The Pfizer and Moderna COVID-19 vaccines have proven to be incredibly effective at fighting the pandemic. Both of these vaccines are made using messenger RNA (mRNA), the genetic material that contains instructions for cells to build antigen proteins. These mRNA vaccines represent a fundamentally different approach to traditional vaccines.

Essentially, all vaccines are used to stimulate and train the body’s immune system to recognize and destroy pathogens. Traditional vaccines contain either killed or weakened forms of a virus or bacterium or proteins associated with the pathogen to provoke an immune response. Rather than introducing a pathogen or associated protein directly, mRNA vaccines introduce genetic information that instructs cells to make proteins that are associated with the pathogens, triggering an immune system response.

While mRNA vaccines have several major advantages over traditional vaccines – precise immune responses, rapid development and production processes, inherent safety – there are a few significant drawbacks. The most critical of these is the overall thermal instability of RNA, which begins to break down above freezing temperatures. As a result, mRNA vaccines require stringent cold chain conditions for manufacturing, storage and worldwide distribution (-20°C for Moderna, -80°C for Pfizer-BioNTech vaccines), which has hindered the widespread utilization of them, particularly in rural areas and developing countries that lack ultracold freezers and cold-chain assurance. To make mRNA vaccines much more broadly accessible, it is critical to improve mRNA vaccine stability while maintaining efficacy and safety.

A team lead by Dr. Qing Sun, assistant professor in the Artie McFerrin Department of Chemical Engineering, has been awarded a Texas A&M University X-Grant to examine and find solutions to the problems presented by mRNA vaccines. This team is composed of eight faculty members, including Sun, Dr. Arum Han, Dr. Xiaoning Qian and Dr. Yang Shen from the College of Engineering; Dr. Paul de Figueiredo, Dr. Julian Leibowitz and Dr. Jim Song from the Texas A&M University School of Medicine; and Dr. Xiuren Zhang from the Texas A&M University College of Agriculture and Life Sciences. The overarching goal of the project, titled “A Multidisciplinary Platform to Develop Thermally Stable and Highly Efficient mRNA Vaccines,” is to develop an integrated platform that includes high throughput deep learning and novel experimental systems that predict and produce thermally stable mRNA vaccines.

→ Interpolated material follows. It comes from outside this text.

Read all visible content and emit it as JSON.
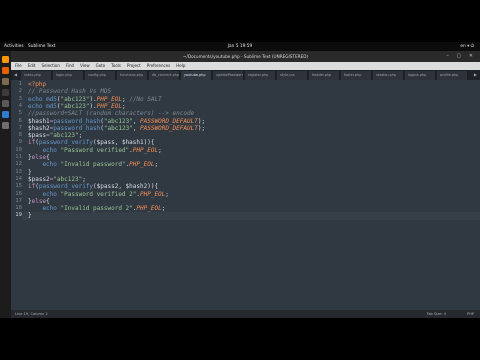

The X-Grant team will develop a machine-learning platform that utilizes deep learning to predict the thermal stabilities of various RNA from sequence information. The team will then develop a DNA/RNA synthesis platform that supports the prototyping of mRNA vaccines and tests the immunogenicity/efficacy of each of the prototype vaccines. The research will initially focus on COVID-19, but the goal is to make the platform flexible enough to expand into other infectious agents, cancers and other significant human diseases.

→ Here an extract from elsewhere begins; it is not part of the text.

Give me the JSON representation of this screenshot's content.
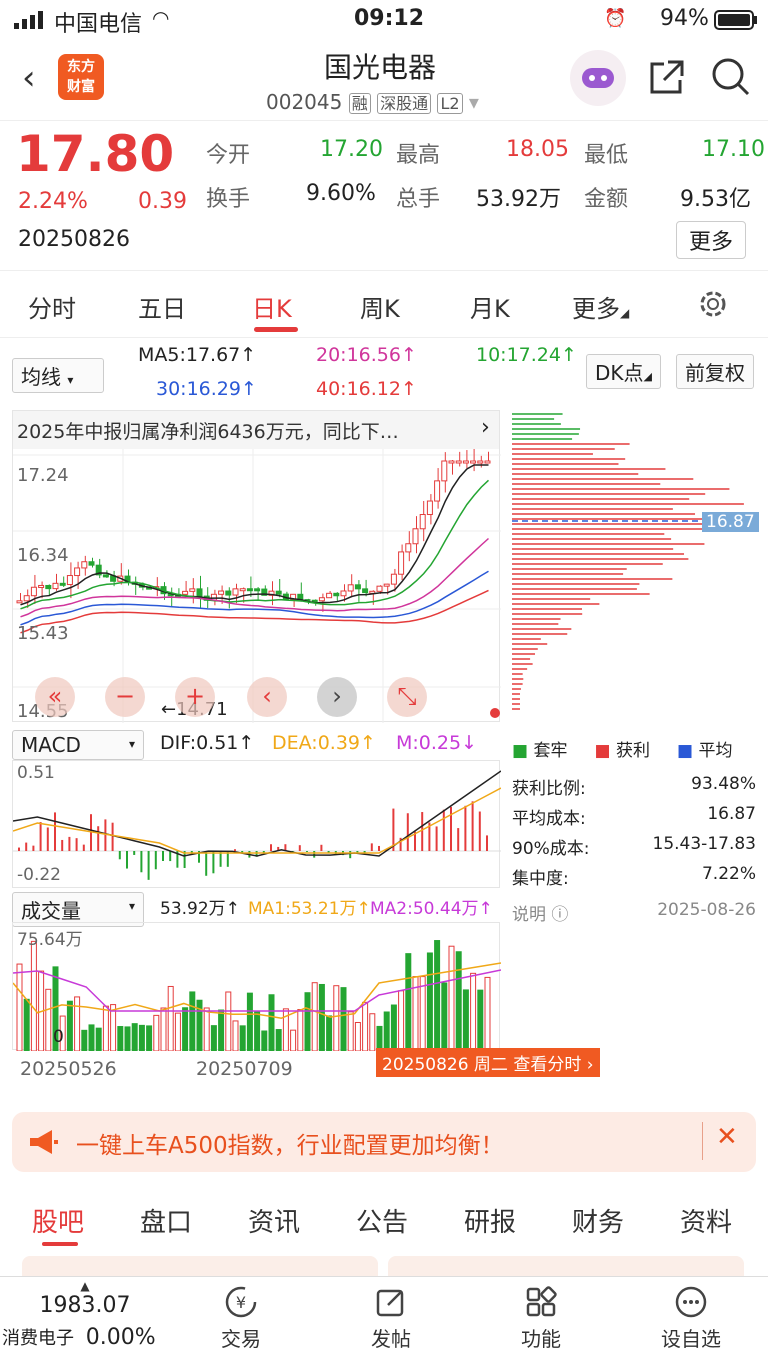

X-Grants, part of the President’s Excellence Fund at Texas A&M University, is an interdisciplinary program designed to bring faculty together across disciplines. The program’s goal is to unlock creative and imaginative ideas that will address important problems in areas that will significantly impact the most important challenges facing global society. For round four of the X-Grants program, there were more than 200 proposals submitted to the program and eight were finally funded.